When the last glacier slips beneath the sea and Earth dies off, Nelson Cruz will still be smacking dingers
Every season, I thought it would end. You probably did, too.
Even six years ago, when Nelson Cruz hit 40 home runs for the first time for the Orioles, I thought that was it.
Sure, 40 is a huge number, but he'd never done it before -- he'd only reached 30 once -- and he was already 34 years old. He'd already been in the league for 10 years. It was a fluke. He'd probably be retired in two years, playing in some celebrity softball game with Justin Bieber.
And then the Mariners gave him a four-year contract. We all laughed. Maybe he'd be good for a year or two. But four? He probably won't hit 40 home runs again. Maybe 25.
But no, Cruz continued to defy time and bomb away out in Seattle. He hit 44 dingers in his first year and 43 in the second. He was clearing entire stadiums at the age of 36.
Still, you thought, there's no way this guy can keep up this pace. He's into his late-30's. Players just don't continue doing this. He was old enough to be some player's dads. He takes naps in the clubhouse. And then Cruz hit 39 in his third year, leading the league with 119 RBIs. He hit 37 in the following, the year he turned 38. He was Benjamin Button. He was like a bottle of fine wine, if wine could talk and walk and crush home runs.
OK, but that's it. That was enough. Even after all of this, he had to decline. He had to be done. He was entering his age-39 season. He would be the oldest everyday offensive player in baseball.
Teams seemed to realize this. Despite his great 2018, Cruz languished in free agency for months, eventually settling for a one-year contract with the Twins. And then, well, he continued to destroy baseballs.

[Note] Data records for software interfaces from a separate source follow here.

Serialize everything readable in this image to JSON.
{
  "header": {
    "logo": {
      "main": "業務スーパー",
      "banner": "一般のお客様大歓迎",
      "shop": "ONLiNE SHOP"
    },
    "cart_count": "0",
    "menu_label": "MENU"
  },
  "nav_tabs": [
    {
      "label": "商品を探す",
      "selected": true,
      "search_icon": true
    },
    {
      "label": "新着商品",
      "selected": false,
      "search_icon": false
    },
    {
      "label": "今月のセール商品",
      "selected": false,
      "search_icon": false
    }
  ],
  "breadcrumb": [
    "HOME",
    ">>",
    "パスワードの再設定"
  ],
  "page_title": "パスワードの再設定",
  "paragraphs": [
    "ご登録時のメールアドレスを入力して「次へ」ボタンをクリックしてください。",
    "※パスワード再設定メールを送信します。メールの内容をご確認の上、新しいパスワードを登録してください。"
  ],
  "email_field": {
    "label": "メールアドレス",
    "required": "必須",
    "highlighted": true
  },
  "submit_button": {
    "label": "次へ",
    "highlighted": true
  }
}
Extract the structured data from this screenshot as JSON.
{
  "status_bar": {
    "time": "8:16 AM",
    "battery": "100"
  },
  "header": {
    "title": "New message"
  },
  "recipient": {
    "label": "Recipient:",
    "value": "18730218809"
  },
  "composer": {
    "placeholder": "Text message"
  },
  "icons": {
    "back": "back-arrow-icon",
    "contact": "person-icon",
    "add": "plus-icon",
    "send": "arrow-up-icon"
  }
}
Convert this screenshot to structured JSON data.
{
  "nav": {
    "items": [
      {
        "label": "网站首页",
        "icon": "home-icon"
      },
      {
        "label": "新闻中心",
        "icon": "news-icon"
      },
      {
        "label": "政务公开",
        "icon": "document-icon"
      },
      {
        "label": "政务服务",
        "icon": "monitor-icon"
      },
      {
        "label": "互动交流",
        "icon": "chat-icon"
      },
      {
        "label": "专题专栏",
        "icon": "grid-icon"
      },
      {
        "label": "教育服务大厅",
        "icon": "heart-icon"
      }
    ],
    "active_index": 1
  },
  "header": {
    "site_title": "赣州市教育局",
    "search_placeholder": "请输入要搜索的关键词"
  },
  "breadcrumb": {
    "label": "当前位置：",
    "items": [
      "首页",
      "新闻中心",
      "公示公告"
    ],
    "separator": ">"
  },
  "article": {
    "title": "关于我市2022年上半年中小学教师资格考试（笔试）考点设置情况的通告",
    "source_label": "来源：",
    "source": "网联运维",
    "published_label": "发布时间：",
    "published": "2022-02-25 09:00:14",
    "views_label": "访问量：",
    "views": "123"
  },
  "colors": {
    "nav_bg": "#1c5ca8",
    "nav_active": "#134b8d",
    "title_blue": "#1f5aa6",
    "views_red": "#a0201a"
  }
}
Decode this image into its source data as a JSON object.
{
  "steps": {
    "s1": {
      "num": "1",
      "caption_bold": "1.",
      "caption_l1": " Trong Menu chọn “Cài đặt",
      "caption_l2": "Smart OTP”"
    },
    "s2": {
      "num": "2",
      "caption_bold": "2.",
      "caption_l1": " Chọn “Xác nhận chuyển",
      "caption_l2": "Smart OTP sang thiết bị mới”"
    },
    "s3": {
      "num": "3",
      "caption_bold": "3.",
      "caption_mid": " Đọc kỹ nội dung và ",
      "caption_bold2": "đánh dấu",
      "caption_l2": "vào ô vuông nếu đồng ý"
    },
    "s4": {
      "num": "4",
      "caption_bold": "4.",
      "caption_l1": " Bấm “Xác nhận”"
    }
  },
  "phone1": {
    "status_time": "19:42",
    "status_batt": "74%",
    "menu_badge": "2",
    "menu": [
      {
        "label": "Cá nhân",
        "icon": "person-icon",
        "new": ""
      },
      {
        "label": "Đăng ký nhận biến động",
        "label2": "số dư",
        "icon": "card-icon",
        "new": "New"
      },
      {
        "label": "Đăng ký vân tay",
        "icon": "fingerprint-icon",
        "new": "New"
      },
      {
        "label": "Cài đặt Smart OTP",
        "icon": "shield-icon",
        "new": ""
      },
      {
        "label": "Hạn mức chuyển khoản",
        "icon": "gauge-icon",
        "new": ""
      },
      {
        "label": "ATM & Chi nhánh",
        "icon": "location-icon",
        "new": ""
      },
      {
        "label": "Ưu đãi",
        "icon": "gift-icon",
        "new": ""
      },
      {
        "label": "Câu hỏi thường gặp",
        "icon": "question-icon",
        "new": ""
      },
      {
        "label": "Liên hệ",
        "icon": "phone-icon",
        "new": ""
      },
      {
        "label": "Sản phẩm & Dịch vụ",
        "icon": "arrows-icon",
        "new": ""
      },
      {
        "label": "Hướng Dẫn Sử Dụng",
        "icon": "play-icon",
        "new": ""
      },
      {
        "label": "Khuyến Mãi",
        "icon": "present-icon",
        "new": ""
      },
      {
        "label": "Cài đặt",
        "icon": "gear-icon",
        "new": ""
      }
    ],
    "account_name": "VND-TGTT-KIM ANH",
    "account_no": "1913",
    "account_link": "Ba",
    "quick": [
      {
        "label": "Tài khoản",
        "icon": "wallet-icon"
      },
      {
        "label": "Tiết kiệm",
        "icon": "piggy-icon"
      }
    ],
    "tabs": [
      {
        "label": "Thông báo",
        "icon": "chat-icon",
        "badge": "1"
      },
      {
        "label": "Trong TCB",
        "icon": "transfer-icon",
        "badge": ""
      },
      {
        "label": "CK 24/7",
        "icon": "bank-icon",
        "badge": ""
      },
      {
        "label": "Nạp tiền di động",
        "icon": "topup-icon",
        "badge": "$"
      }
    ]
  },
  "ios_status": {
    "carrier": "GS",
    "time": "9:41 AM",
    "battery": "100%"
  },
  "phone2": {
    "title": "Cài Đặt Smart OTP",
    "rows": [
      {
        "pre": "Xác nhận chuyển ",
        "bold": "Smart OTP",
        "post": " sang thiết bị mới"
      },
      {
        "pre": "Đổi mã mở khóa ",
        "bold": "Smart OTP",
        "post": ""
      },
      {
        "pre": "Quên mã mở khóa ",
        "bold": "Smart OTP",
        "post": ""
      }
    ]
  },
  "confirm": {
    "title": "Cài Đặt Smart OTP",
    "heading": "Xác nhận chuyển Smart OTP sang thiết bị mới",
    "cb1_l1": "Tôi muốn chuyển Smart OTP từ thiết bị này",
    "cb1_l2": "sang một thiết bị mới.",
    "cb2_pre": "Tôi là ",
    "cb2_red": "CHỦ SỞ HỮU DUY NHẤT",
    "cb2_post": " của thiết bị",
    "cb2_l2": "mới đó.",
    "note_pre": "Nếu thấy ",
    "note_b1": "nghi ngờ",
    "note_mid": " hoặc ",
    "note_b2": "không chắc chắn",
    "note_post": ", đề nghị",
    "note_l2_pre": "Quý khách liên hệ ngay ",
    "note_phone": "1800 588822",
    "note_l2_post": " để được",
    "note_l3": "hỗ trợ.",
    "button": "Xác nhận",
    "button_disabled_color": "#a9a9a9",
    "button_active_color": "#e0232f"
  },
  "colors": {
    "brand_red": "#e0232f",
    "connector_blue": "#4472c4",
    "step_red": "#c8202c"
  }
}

He has 32 total homers and has hit three in one game twice in the past two weeks. He has 16 in his last 24 games. He hit two more last night. He's a machine. He will never, ever stop.
The Twins should extend him to a five-year deal. Maybe 10. Maybe a lifetime contract. He's only getting better. He'll only continue hitting more and more home runs. Maybe until there are no more left to hit.
When the final super storm wipes the rest of us away, when the last flower in Earth's forest wilts and dies, when the sun burns out into just another anonymous star in our polluted skies, Nelson Cruz will be out there launching baseballs out and over a wall. Go ahead and doubt him. It just makes him stronger.
Matt Monagan is a writer for MLB.com. In his spare time, he travels and searches Twitter for Wily Mo Peña news.